They are not provided with sick pay, except in cases where a worker falls ill on the job and cannot continue for the rest of his/her hours that day.

Construction workers tend to labour throughout the week from 7:30 to 5:00pm, with one day off on a Sunday.

The six-day work regime is used across all categories of construction work and there are high levels of flexibility for the non-formalised sector where the rule is fulfilling one’s contract rather than the time used.

A mason in Accra is expected to lay 100 blocks a day or plaster two walls a day. A good worker is capable of achieving this task in five hours (also called ‘finish and go’).

“I can lay more than 100 blocks a day. Masa, when you start, there is no rest for you. You see the difficulty involved? It is a work for the strong not the weak,” Divine puts it.

Benefits

Recent evidence from a study by Awumbila et al (2014) indicates that evidence of the linkages between urbanisation, rural-urban migration and poverty outcome is mixed.

Although there is a widely held perception – as emphasised in a number of policy documents – that rural-urban migration cannot lead to positive outcomes for migrants, their areas of origin, or destination, the relationship between rural-urban migration and poverty reduction is not adequately understood nor explored.

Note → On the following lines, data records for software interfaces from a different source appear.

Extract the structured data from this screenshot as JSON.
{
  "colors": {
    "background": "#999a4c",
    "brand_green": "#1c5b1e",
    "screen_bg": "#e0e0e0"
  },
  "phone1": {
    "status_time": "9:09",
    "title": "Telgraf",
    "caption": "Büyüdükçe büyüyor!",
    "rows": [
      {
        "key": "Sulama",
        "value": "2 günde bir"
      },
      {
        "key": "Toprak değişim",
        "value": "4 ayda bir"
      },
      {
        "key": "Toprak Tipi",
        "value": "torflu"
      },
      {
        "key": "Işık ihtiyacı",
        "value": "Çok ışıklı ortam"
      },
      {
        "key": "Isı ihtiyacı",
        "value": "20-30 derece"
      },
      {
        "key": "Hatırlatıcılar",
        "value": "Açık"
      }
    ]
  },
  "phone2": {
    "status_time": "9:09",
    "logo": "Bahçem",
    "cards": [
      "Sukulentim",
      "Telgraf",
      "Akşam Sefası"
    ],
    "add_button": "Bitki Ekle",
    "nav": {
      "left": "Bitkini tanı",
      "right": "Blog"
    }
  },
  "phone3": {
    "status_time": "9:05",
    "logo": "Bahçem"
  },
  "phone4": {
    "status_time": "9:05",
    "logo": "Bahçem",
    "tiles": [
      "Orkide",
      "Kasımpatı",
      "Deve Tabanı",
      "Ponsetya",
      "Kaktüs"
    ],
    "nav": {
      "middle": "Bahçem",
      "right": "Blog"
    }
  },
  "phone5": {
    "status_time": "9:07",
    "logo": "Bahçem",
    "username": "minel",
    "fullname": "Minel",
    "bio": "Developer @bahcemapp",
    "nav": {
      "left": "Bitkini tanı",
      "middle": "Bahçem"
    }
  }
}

The findings suggest that, despite living in a harsh environment with little social protection, an overwhelming majority of the migrants believe that their overall well-being has been enhanced by migrating to Accra.

The migrants are also contributing to poverty reduction and human capital development back home through remittances and investments.

“I am able to save enough to send money to my family, back home,” he says.

Policy Implications

The study raised a number of policy issues, including government upgrading of its existing national policy document such as the National Urban Policy Framework, 2012 and Draft Migration Policy.

It states that government needs to recognise rural-urban migration and its impact on urbanisation as inevitable and that policies at the city level continue to discourage rural dwellers from moving to Accra.

Examples of policies that indirectly and directly control migration to cities, the study indicated, is the ‘decongestion exercise’, which has been implemented in the last decades with numerous attempts to provide female potters from northern Ghana with artisanal trade, with the explicit intent of resettling them back to their places of origin.

However, the study noted that the policies are bound to fail, unless spatial inequalities in development are addressed, because – as demonstrated in this study – rural-urban migrants hold the view that despite the harsh conditions of urban life their households are still better off under conditions of migration.

Consequently, slum upgrading becomes an imperative condition requiring urgent attention by the state.

Neglecting informal urban communities would not simply deter rural-urban migrants from settling in these areas, as the existing conditions.